This is a good time to preheat your oven to 350. Boil a pot of salt water. Use about 2 cups of water and 2 teaspoons of salt per ½ cup of pumpkin seeds. Use more or less salt as you see fit. Once the water is at a boil, add the pumpkin seeds and keep at a gentle boil for 12 or so minutes. This step helps to soften the seeds, making them easier to chew and digest. It takes away the ‘raw’ texture that seeds can have if you omit this step. After the 12 minutes is up drain the seeds, dry off with a paper towel and put your seeds in a clean bowl.
Drizzle with just enough olive oil to coat the seeds and add whatever seasonings you enjoy! My suggestions include:
-cinnamon and sugar
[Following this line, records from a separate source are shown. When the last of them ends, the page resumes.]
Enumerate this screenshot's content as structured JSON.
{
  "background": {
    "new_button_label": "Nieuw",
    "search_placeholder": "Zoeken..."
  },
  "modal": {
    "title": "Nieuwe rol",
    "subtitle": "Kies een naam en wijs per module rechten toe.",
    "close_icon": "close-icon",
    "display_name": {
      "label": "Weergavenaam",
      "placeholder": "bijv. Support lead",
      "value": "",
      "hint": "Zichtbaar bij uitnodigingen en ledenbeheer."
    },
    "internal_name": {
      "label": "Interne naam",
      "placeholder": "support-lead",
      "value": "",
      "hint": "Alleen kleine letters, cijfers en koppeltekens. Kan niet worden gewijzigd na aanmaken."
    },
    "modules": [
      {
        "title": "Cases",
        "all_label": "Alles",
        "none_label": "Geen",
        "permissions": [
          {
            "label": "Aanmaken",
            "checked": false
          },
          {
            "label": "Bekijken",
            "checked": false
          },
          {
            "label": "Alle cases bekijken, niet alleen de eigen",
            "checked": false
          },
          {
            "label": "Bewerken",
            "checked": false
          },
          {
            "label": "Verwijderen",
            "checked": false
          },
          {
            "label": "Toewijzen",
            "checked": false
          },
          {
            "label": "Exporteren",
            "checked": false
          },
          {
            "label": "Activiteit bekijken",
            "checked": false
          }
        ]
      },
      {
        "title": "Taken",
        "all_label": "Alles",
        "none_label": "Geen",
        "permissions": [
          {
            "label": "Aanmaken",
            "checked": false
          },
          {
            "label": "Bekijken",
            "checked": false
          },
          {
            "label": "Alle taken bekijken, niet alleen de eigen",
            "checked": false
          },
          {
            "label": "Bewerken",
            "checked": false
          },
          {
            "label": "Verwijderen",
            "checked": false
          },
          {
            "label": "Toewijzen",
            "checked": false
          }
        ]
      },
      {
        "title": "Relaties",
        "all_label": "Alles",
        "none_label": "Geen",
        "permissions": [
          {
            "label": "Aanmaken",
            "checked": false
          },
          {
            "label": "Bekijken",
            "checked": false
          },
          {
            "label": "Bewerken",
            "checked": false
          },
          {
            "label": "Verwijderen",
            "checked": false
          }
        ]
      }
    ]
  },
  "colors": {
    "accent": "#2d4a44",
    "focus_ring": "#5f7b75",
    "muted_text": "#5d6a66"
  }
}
You can pretty much use whatever seasonings you want! Once you have added your desired spices in your desired amounts, give the seeds a good stir to coat them all evenly. Line a baking sheet with foil and spread out the seeds evenly.
Bake for 8 minutes, give a stir and bake for an additional 8 more minutes until just beginning to brown. Sacrifice a few seeds for a taste test. Due to such drastic difference in sizes between pumpkin types, you will have to keep an eye on them. They are done when the outer shell is crispy and easy to chew, and the inner seed is just turning brown.
Let cool, or if you are anything like me, devour immediately.
Did I mention how great pumpkin seeds are for you? They are low in calorie and saturated fats, while high in magnesium, zinc and antioxidants. And the added protein and fiber can’t hurt either!
So let’s do a recap of why pumpkin seeds are so awesome…
1.) They’re super good for you!
2.) You can make them from home
3.) Reduces the waste when you and your family are carving those pumpkins anyway and
4.) They’re just plain fun! Never miss an opportunity to have some fun with your family!
See what else to do with pumpkins this fall here!